OPINION: Nuggets not pushing button on demolition project
In these times of uncertainty, it’s understandable for Nuggets fans to be concerned about the future of the franchise.
Their worries undoubtedly stem from the pain of multiple rebuilding projects of the 1990s and early 2000s.
But to tweak a familiar phrase from the business world, past experiences are not an indication of future results.
With a new management team led by president Josh Kroenke and executive vice president of basketball operations Masai Ujiri, the Nuggets are not looking to blow up their roster and start from scratch.
Their first priority remains the same as it was when training camp opened in late-September: convince All-Star forward Carmelo Anthony that Denver is the best place for him to continue his career and win an NBA championship.
Based on all the offseason speculation, Anthony was supposed to be gone by now, serving as someone else’s new luxury sedan while the Nuggets took inventory of their spare parts.
According to the ever-popular “unnamed sources,” he was headed to New Jersey in October. When that didn’t happen, the talk turned to Dec. 15, the first day that players who signed free-agent contracts during summer were eligible to be traded.
With January fast approaching, Anthony is still wearing a Denver uniform. In the fluid world of NBA transactions, no one knows how things will turn out, but the Nuggets continue to stand behind the reported three-year, $65 million contract extension they offered Anthony back in August.
It is rare for teams to sign players to long-term extensions during the season, yet the Nuggets remain willing to give Anthony the maximum length and dollar amount allowed under NBA rules.
While they hope Anthony will eventually sign the extension, the Nuggets must also have alternative plans to avoid losing him for nothing if he opts out of his contract and becomes a free agent on July 1. That’s essentially what happened in 1996 when center Dikembe Mutombo signed a free-agent contract with the Atlanta Hawks.
Denver Post columnist Dave Krieger covered the Nuggets for the Rocky Mountain News when Mutombo departed, leaving the team with few pieces other than Antonio McDyess to build around moving forward.
Krieger, a former colleague of mine at the Rocky, brought up Denver’s painful rebuilding projects of the past this week, but there are a few things that should be put in context as they relate to the Nuggets’ current situation.
If the Nuggets decide that trading Anthony is the only course of action, they would gain the financial flexibility necessary to add free agents who would complement a talented core that is almost certain to remain in a Post-Melo Era.
Second-year point guard Ty Lawson is the real deal, as evidenced by his play of late. Lawson is averaging 16.4 points and 4.7 assists in the past 11 games and he continues to emerge as the eventual heir to veteran Chauncey Billups.
Speaking of Billups, he is under contract through the 2011-12 season and clearly loves playing for his hometown team. As he returns to his familiar All-Star form, the Nuggets have given Billups no reason to believe he will be the foreman of a construction project similar to what he witnessed during his first stop in Denver from 1999-2000.
“I don't want to rebuild.
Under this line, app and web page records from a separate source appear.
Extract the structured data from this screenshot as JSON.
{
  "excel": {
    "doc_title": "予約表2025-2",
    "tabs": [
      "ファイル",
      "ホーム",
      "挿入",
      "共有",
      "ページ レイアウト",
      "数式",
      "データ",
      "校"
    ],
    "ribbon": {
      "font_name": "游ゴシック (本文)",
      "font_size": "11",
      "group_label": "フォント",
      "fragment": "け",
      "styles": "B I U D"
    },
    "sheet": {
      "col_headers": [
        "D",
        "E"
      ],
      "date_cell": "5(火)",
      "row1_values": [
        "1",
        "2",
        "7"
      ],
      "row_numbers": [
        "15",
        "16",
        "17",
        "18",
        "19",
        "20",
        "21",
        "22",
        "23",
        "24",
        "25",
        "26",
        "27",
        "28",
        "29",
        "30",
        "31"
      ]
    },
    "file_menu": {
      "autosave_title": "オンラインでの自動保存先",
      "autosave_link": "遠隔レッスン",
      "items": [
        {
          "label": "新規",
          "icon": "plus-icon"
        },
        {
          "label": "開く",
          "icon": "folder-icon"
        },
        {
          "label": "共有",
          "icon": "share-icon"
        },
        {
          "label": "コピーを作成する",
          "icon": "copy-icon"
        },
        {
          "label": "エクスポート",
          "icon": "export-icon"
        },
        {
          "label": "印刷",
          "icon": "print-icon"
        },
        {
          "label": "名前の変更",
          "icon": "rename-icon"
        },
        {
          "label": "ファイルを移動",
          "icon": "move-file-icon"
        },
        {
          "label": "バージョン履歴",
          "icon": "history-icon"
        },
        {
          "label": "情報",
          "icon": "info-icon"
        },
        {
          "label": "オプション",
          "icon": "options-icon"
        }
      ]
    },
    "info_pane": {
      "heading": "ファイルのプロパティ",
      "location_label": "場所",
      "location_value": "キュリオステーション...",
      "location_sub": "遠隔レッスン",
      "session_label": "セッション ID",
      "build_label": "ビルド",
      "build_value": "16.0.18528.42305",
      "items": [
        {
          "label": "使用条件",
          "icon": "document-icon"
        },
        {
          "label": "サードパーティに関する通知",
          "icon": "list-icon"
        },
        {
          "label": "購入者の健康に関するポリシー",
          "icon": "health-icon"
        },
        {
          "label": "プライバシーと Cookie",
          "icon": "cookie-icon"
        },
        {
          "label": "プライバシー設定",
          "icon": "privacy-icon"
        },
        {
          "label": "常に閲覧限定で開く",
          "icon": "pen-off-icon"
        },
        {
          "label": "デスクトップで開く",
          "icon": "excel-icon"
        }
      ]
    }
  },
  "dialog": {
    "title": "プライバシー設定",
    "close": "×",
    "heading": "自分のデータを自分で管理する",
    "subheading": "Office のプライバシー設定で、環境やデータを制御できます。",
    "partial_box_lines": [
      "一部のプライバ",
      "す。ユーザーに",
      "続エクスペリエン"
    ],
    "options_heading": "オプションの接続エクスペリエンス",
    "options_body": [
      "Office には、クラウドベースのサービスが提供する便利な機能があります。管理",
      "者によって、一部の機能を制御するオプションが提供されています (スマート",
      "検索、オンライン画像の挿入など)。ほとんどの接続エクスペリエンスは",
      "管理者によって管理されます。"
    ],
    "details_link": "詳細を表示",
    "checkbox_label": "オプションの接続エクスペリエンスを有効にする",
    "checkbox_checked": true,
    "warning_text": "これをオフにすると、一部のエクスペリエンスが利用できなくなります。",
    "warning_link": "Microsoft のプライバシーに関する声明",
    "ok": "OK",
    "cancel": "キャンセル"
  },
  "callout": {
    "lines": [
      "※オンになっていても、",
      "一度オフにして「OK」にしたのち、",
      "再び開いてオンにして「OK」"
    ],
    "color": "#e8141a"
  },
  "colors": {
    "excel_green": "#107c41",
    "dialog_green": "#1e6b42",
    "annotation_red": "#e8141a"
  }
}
They know that and I don't think that they want to do that,” Billups told the Post earlier this season. “I've had some conversations with Josh and Masai. I think that they want to win. I don't think they're looking to win six, seven years down the line.”
Like Billups, center Nene is under contract for next season and repeatedly has said he has no plans to opt out of the final year of his contract next summer. Nene, 28, leads the NBA in field-goal percentage and is making a strong case of his first career All-Star appearance.
And then there’s shooting guard Arron Afflalo, who is a testament to the product of hard work. After dedicating himself to the gym each of the past two summers, Afflalo has become one of the league’s top three-point shooters and should earn recognition for the NBA All-Defensive team.
He can be a restricted free agent next summer but both he and the Nuggets have said they want to work out an agreement to keep him in Denver.
Nobody appreciates Afflalo more than Nuggets coach George Karl, who also has praised the work of Kroenke and Ujiri.
Karl, one of only seven coaches in NBA history to win 1,000 career regular-season games, doesn’t want to be part of a rebuilding project, yet he and the team are in discussions on a contract extensions. That speaks volumes of what Karl thinks of Denver’s prospects for 2011-12 and beyond.
No one wants to lose a franchise player, and the Nuggets are no exception. But if they have to trade Anthony by the Feb. 24 NBA trade deadline, you can be certain that Kroenke and Ujiri will receive value in return.
That value could come in any number of packages, That value could come in any number of packages, including a potential combination of draft picks, quality players and salary-cap space that has been non-existent in Denver since 2004.
Add that to a Hall of Fame coach overseeing a nucleus of talented veterans and young players, and it certainly doesn’t sound like the blueprint for a demolition project..